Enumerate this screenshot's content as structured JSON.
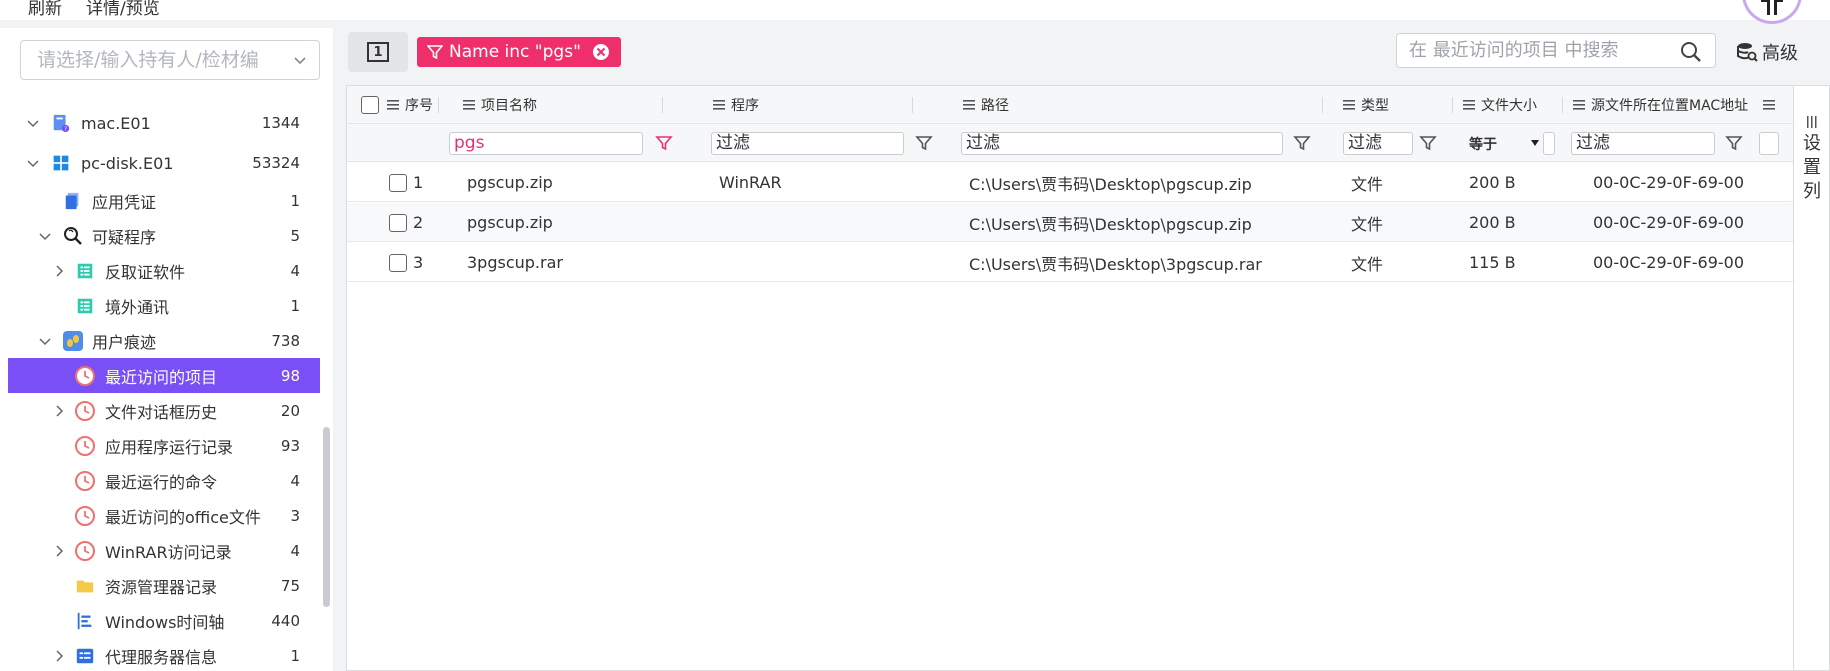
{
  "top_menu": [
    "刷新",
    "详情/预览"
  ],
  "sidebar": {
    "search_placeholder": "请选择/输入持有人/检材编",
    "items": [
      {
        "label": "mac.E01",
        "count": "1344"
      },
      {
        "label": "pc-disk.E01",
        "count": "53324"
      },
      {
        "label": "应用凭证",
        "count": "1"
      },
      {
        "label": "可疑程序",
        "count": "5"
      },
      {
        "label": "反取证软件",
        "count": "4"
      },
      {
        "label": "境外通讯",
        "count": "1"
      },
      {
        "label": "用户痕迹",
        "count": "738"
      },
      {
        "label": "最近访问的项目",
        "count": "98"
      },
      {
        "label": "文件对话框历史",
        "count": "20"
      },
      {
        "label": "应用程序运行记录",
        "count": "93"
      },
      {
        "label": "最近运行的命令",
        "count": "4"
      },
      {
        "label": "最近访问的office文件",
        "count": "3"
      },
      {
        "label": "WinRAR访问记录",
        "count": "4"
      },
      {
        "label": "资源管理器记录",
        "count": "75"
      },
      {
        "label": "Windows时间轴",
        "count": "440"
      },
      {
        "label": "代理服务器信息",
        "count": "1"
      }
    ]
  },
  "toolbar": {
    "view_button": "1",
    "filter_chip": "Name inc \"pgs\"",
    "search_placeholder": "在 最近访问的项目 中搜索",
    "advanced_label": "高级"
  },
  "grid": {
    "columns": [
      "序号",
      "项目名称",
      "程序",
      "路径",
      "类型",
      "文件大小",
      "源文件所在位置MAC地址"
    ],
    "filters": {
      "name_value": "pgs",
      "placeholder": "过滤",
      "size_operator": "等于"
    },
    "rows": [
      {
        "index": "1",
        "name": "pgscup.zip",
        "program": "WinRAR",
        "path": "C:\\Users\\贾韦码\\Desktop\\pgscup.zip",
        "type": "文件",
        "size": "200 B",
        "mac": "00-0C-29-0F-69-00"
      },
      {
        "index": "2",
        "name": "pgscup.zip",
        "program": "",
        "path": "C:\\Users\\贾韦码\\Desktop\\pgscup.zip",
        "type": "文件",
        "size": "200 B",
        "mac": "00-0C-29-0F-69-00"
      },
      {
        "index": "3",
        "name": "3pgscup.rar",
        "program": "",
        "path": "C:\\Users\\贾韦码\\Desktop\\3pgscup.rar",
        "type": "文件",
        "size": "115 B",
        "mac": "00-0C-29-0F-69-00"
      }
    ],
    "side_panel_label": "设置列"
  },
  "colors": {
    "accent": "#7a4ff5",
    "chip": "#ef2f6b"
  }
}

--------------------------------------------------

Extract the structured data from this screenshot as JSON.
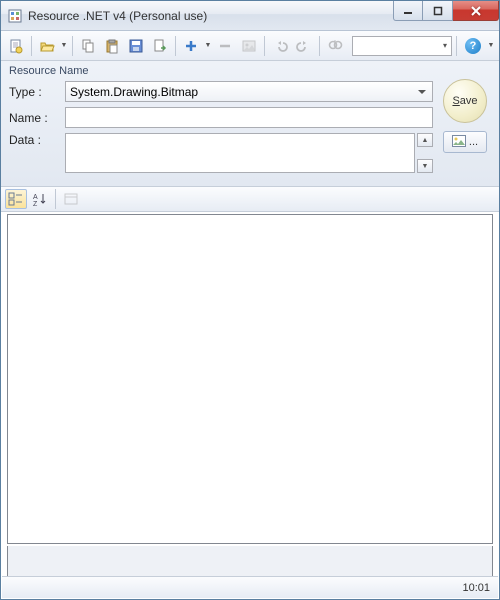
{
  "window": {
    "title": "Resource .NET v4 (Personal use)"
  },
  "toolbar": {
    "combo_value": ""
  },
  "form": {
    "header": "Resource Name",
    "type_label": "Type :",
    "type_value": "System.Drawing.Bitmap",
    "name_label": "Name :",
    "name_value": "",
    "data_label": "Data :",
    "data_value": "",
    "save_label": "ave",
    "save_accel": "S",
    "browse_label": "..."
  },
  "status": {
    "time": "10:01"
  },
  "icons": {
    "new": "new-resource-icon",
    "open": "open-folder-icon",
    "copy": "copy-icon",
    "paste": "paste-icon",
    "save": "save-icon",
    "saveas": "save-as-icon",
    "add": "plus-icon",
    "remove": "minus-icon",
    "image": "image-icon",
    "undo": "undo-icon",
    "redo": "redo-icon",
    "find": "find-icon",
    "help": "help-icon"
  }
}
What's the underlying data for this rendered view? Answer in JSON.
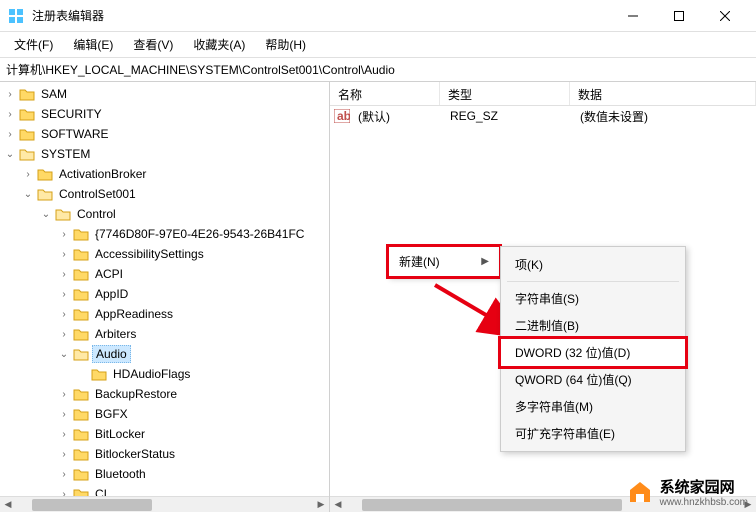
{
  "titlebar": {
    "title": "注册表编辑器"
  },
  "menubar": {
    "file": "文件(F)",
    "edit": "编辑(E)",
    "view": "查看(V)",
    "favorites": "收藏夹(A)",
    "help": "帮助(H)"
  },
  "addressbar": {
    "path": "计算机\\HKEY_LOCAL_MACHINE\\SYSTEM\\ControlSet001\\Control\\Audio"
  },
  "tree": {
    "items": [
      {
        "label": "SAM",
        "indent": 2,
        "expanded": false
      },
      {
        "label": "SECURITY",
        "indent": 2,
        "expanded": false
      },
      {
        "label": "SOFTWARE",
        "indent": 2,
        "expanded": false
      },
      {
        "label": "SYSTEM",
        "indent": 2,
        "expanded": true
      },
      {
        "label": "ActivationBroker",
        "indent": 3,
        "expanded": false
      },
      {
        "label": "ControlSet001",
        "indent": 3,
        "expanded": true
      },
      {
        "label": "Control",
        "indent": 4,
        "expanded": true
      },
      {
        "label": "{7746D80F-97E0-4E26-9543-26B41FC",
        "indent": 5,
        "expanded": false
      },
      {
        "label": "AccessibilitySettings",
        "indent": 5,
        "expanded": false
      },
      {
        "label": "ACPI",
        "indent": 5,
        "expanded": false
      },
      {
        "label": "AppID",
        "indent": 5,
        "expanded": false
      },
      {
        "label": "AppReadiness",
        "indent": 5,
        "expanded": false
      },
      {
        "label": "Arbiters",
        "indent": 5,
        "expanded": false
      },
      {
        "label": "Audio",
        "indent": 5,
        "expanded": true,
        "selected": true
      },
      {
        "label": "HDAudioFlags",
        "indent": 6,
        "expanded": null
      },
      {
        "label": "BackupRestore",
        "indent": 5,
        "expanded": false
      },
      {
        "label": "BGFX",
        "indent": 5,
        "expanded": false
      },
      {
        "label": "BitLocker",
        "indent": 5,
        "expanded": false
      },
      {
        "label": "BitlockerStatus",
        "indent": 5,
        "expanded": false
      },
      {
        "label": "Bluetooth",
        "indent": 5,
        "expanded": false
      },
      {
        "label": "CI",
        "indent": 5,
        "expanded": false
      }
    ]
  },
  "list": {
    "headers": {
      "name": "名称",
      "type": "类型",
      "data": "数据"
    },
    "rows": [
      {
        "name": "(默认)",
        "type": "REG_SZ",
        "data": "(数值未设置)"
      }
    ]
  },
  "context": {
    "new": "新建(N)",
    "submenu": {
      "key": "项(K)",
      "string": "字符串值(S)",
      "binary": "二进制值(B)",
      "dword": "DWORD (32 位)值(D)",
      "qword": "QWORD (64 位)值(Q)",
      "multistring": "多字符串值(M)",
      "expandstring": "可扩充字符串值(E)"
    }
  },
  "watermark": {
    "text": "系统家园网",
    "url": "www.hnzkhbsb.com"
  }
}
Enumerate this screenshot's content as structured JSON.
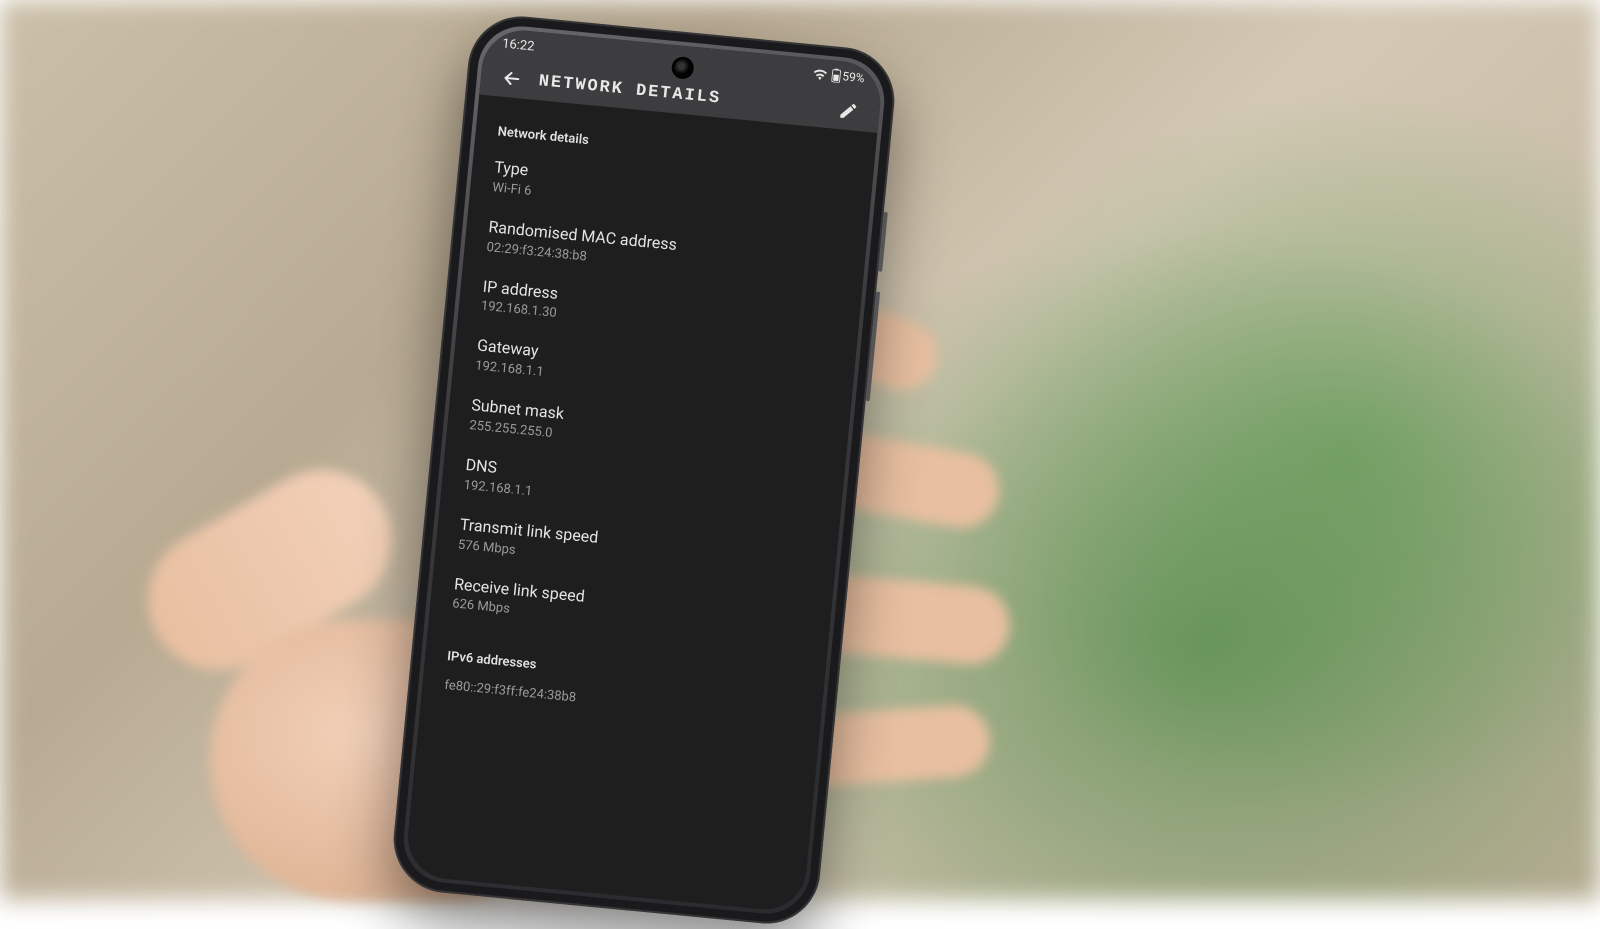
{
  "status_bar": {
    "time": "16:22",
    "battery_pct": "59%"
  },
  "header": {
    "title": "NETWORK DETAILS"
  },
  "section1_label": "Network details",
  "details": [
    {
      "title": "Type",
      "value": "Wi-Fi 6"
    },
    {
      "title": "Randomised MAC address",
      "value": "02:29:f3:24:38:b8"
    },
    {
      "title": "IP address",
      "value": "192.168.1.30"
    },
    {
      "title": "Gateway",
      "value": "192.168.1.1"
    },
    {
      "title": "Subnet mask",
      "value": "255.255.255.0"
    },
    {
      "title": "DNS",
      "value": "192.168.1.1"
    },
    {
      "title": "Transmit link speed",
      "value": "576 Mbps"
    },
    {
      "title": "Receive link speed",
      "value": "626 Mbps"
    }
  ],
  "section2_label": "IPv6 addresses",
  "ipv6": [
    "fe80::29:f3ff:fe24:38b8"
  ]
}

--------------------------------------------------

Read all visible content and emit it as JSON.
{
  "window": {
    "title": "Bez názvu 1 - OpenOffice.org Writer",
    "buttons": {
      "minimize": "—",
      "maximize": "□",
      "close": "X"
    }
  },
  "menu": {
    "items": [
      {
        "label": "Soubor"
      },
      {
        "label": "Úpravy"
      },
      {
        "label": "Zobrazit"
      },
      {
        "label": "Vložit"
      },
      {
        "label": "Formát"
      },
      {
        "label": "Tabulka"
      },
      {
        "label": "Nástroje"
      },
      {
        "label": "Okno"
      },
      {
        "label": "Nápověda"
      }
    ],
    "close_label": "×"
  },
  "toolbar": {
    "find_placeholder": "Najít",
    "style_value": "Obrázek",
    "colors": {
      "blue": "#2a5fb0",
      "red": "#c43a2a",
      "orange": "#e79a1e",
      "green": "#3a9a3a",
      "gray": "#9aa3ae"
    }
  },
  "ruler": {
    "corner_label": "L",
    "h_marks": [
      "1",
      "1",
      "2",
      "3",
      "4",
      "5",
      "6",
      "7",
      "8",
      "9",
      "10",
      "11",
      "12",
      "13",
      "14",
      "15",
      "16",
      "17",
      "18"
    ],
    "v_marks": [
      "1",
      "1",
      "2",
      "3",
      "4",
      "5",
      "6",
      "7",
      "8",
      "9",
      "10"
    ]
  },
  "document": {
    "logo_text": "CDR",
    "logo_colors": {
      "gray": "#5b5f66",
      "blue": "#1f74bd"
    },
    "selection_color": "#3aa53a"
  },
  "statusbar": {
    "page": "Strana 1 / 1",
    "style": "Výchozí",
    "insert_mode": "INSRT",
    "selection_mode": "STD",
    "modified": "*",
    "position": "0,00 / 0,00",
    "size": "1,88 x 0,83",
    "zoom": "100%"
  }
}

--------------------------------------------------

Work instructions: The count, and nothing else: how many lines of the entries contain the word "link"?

Task answer: 2